"""
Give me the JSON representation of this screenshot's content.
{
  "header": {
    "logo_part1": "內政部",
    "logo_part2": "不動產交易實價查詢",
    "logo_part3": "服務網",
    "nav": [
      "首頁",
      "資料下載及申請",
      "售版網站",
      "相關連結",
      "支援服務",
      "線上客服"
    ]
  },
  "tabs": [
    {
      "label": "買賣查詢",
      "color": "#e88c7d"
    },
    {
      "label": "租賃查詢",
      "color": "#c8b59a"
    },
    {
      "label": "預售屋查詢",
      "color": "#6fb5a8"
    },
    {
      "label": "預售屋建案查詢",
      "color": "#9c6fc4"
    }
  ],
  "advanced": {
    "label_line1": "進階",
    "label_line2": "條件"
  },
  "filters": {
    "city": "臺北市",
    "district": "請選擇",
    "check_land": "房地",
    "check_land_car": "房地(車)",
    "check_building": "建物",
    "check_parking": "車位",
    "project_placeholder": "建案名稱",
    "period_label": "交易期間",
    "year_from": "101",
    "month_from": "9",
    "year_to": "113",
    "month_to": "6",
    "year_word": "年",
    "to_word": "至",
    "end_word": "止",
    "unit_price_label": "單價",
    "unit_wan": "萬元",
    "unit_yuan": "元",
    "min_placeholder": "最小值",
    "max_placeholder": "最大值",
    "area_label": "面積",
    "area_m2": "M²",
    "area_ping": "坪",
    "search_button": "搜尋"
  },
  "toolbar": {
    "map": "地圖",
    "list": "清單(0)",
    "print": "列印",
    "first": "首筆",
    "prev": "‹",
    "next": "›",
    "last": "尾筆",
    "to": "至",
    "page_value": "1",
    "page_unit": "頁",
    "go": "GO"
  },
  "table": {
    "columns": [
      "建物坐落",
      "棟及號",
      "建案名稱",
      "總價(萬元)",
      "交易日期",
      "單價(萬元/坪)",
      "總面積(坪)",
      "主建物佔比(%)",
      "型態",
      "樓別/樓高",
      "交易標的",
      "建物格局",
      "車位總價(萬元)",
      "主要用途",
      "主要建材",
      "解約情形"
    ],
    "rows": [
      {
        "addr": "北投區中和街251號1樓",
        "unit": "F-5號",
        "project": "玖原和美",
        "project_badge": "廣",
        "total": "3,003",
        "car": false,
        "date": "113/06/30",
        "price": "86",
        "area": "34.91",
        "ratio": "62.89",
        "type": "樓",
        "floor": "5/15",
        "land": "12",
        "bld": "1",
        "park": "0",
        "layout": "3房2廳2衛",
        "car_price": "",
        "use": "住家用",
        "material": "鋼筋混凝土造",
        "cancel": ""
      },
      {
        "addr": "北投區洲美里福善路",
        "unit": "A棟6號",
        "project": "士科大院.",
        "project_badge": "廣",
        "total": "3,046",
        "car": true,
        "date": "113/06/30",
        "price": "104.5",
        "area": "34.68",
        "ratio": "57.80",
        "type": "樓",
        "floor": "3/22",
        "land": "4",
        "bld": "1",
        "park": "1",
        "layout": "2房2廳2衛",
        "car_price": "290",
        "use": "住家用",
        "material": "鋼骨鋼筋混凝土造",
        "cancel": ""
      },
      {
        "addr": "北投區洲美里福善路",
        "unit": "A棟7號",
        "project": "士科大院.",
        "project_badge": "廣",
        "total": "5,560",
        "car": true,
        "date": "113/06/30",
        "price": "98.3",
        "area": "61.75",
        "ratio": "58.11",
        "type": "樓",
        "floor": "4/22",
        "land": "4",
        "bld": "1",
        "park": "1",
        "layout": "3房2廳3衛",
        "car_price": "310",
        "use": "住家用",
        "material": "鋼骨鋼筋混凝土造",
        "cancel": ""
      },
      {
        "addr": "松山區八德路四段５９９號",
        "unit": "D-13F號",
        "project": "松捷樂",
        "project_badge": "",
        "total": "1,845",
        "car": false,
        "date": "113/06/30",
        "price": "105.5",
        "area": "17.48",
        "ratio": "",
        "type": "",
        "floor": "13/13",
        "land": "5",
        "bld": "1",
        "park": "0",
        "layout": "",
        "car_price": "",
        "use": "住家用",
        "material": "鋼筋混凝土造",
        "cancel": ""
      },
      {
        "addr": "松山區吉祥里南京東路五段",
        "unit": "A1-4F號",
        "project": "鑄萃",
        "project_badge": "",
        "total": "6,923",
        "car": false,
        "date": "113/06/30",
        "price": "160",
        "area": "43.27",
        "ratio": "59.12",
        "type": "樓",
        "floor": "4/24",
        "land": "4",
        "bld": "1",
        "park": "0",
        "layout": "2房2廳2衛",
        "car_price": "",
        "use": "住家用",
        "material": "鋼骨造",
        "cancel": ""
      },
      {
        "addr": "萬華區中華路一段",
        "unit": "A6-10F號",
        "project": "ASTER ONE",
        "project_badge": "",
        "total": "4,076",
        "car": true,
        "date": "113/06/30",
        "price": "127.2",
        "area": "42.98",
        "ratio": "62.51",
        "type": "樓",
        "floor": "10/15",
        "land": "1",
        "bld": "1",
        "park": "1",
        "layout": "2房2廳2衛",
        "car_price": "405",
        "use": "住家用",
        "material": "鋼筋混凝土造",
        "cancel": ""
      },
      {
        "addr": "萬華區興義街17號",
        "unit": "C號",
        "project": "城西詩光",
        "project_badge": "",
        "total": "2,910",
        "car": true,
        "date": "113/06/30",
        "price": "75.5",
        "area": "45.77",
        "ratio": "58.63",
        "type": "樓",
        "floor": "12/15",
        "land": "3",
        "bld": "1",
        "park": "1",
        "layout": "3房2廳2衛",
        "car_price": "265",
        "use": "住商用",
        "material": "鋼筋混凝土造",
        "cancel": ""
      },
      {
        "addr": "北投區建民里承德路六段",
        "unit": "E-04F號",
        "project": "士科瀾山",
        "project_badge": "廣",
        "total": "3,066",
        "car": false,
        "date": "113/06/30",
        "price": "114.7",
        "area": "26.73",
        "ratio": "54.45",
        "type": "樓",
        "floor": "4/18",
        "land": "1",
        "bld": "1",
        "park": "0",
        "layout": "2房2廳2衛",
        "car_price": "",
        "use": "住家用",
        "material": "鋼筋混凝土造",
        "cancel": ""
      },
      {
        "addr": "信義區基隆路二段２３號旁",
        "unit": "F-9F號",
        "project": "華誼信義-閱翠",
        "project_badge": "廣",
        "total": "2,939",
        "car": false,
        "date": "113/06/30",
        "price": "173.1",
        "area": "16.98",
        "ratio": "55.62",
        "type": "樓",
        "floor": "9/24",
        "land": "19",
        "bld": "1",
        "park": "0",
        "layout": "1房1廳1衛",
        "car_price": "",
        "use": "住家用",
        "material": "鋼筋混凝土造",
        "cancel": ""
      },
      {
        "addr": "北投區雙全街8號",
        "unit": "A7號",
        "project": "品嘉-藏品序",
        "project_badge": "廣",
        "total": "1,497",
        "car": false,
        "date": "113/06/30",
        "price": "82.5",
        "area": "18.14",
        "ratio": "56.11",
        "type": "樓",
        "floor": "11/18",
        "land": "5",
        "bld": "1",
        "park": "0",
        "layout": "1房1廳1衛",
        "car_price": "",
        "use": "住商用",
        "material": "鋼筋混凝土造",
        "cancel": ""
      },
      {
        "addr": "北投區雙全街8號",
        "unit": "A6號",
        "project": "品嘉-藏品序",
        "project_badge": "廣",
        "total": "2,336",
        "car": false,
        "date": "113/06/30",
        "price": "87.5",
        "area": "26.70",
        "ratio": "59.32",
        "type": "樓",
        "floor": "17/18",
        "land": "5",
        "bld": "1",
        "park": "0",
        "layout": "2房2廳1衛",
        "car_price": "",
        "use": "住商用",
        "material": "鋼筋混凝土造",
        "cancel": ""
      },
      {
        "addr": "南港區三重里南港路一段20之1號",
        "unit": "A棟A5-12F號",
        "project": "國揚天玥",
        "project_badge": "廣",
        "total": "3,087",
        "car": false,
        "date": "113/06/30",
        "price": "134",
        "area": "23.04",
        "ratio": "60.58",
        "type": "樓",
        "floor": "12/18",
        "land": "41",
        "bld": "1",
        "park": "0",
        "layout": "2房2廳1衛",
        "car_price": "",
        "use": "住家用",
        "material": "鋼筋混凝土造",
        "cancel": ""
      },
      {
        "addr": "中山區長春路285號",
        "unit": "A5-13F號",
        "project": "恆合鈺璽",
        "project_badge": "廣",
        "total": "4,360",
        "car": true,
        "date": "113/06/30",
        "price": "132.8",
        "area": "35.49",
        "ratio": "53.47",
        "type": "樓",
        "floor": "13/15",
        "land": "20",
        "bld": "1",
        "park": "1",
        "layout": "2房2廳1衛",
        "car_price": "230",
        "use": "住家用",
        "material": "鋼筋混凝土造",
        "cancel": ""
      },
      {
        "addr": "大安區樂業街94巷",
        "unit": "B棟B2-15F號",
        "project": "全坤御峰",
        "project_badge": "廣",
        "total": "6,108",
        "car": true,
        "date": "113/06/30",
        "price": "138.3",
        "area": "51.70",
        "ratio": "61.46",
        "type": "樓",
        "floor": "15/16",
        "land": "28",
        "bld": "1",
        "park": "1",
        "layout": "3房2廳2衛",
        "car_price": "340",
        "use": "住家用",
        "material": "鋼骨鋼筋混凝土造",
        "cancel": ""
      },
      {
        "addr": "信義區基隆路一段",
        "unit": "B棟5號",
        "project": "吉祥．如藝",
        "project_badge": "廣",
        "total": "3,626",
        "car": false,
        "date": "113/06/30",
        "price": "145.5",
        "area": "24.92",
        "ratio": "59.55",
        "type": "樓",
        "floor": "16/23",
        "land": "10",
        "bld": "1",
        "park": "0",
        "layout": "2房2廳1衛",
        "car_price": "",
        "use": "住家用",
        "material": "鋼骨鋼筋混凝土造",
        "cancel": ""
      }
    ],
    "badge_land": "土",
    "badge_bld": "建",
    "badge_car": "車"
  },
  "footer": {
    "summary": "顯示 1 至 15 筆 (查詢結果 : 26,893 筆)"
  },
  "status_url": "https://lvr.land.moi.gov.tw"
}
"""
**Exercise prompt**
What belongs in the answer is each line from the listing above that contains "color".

**Your response**
      "color": "#e88c7d"
      "color": "#c8b59a"
      "color": "#6fb5a8"
      "color": "#9c6fc4"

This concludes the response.